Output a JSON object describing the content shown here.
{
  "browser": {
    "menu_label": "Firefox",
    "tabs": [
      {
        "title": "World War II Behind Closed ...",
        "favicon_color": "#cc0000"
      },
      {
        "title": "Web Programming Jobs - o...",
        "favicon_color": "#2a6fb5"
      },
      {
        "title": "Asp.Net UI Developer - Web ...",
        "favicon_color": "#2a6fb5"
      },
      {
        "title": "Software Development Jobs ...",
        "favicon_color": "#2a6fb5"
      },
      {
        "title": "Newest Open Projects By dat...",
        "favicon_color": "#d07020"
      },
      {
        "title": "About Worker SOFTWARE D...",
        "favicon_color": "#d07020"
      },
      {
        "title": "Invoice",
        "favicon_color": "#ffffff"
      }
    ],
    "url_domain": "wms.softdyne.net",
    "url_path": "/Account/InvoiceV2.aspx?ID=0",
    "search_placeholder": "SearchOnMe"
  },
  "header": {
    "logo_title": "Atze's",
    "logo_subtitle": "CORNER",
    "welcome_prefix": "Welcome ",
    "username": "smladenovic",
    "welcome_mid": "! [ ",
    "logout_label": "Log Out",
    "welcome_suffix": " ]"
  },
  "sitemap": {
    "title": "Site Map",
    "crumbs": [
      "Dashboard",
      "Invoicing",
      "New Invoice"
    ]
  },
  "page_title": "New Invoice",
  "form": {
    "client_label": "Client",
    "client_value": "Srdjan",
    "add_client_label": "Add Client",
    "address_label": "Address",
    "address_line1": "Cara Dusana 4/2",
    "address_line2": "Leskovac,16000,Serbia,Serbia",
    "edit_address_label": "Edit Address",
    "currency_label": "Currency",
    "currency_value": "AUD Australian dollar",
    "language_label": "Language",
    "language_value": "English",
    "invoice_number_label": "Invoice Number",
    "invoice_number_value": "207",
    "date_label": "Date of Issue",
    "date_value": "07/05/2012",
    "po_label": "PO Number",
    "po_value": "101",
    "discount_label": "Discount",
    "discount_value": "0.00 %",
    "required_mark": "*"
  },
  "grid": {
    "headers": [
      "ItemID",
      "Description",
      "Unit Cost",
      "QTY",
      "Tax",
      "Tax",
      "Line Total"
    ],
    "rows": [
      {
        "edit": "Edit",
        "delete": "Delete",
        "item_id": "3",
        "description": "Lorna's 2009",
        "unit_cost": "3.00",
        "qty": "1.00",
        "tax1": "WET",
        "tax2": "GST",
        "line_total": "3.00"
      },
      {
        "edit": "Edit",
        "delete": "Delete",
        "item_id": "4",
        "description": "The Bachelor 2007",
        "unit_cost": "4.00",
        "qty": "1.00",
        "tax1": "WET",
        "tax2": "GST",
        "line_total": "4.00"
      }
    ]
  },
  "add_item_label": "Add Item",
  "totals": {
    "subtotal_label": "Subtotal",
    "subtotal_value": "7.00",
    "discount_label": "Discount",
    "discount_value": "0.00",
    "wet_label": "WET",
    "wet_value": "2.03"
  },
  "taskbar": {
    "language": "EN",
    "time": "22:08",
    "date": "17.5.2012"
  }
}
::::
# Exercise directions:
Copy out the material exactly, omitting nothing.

# Expected answer:
Output a JSON object describing the content shown here.
{
  "browser": {
    "menu_label": "Firefox",
    "tabs": [
      {
        "title": "World War II Behind Closed ...",
        "favicon_color": "#cc0000"
      },
      {
        "title": "Web Programming Jobs - o...",
        "favicon_color": "#2a6fb5"
      },
      {
        "title": "Asp.Net UI Developer - Web ...",
        "favicon_color": "#2a6fb5"
      },
      {
        "title": "Software Development Jobs ...",
        "favicon_color": "#2a6fb5"
      },
      {
        "title": "Newest Open Projects By dat...",
        "favicon_color": "#d07020"
      },
      {
        "title": "About Worker SOFTWARE D...",
        "favicon_color": "#d07020"
      },
      {
        "title": "Invoice",
        "favicon_color": "#ffffff"
      }
    ],
    "url_domain": "wms.softdyne.net",
    "url_path": "/Account/InvoiceV2.aspx?ID=0",
    "search_placeholder": "SearchOnMe"
  },
  "header": {
    "logo_title": "Atze's",
    "logo_subtitle": "CORNER",
    "welcome_prefix": "Welcome ",
    "username": "smladenovic",
    "welcome_mid": "! [ ",
    "logout_label": "Log Out",
    "welcome_suffix": " ]"
  },
  "sitemap": {
    "title": "Site Map",
    "crumbs": [
      "Dashboard",
      "Invoicing",
      "New Invoice"
    ]
  },
  "page_title": "New Invoice",
  "form": {
    "client_label": "Client",
    "client_value": "Srdjan",
    "add_client_label": "Add Client",
    "address_label": "Address",
    "address_line1": "Cara Dusana 4/2",
    "address_line2": "Leskovac,16000,Serbia,Serbia",
    "edit_address_label": "Edit Address",
    "currency_label": "Currency",
    "currency_value": "AUD Australian dollar",
    "language_label": "Language",
    "language_value": "English",
    "invoice_number_label": "Invoice Number",
    "invoice_number_value": "207",
    "date_label": "Date of Issue",
    "date_value": "07/05/2012",
    "po_label": "PO Number",
    "po_value": "101",
    "discount_label": "Discount",
    "discount_value": "0.00 %",
    "required_mark": "*"
  },
  "grid": {
    "headers": [
      "ItemID",
      "Description",
      "Unit Cost",
      "QTY",
      "Tax",
      "Tax",
      "Line Total"
    ],
    "rows": [
      {
        "edit": "Edit",
        "delete": "Delete",
        "item_id": "3",
        "description": "Lorna's 2009",
        "unit_cost": "3.00",
        "qty": "1.00",
        "tax1": "WET",
        "tax2": "GST",
        "line_total": "3.00"
      },
      {
        "edit": "Edit",
        "delete": "Delete",
        "item_id": "4",
        "description": "The Bachelor 2007",
        "unit_cost": "4.00",
        "qty": "1.00",
        "tax1": "WET",
        "tax2": "GST",
        "line_total": "4.00"
      }
    ]
  },
  "add_item_label": "Add Item",
  "totals": {
    "subtotal_label": "Subtotal",
    "subtotal_value": "7.00",
    "discount_label": "Discount",
    "discount_value": "0.00",
    "wet_label": "WET",
    "wet_value": "2.03"
  },
  "taskbar": {
    "language": "EN",
    "time": "22:08",
    "date": "17.5.2012"
  }
}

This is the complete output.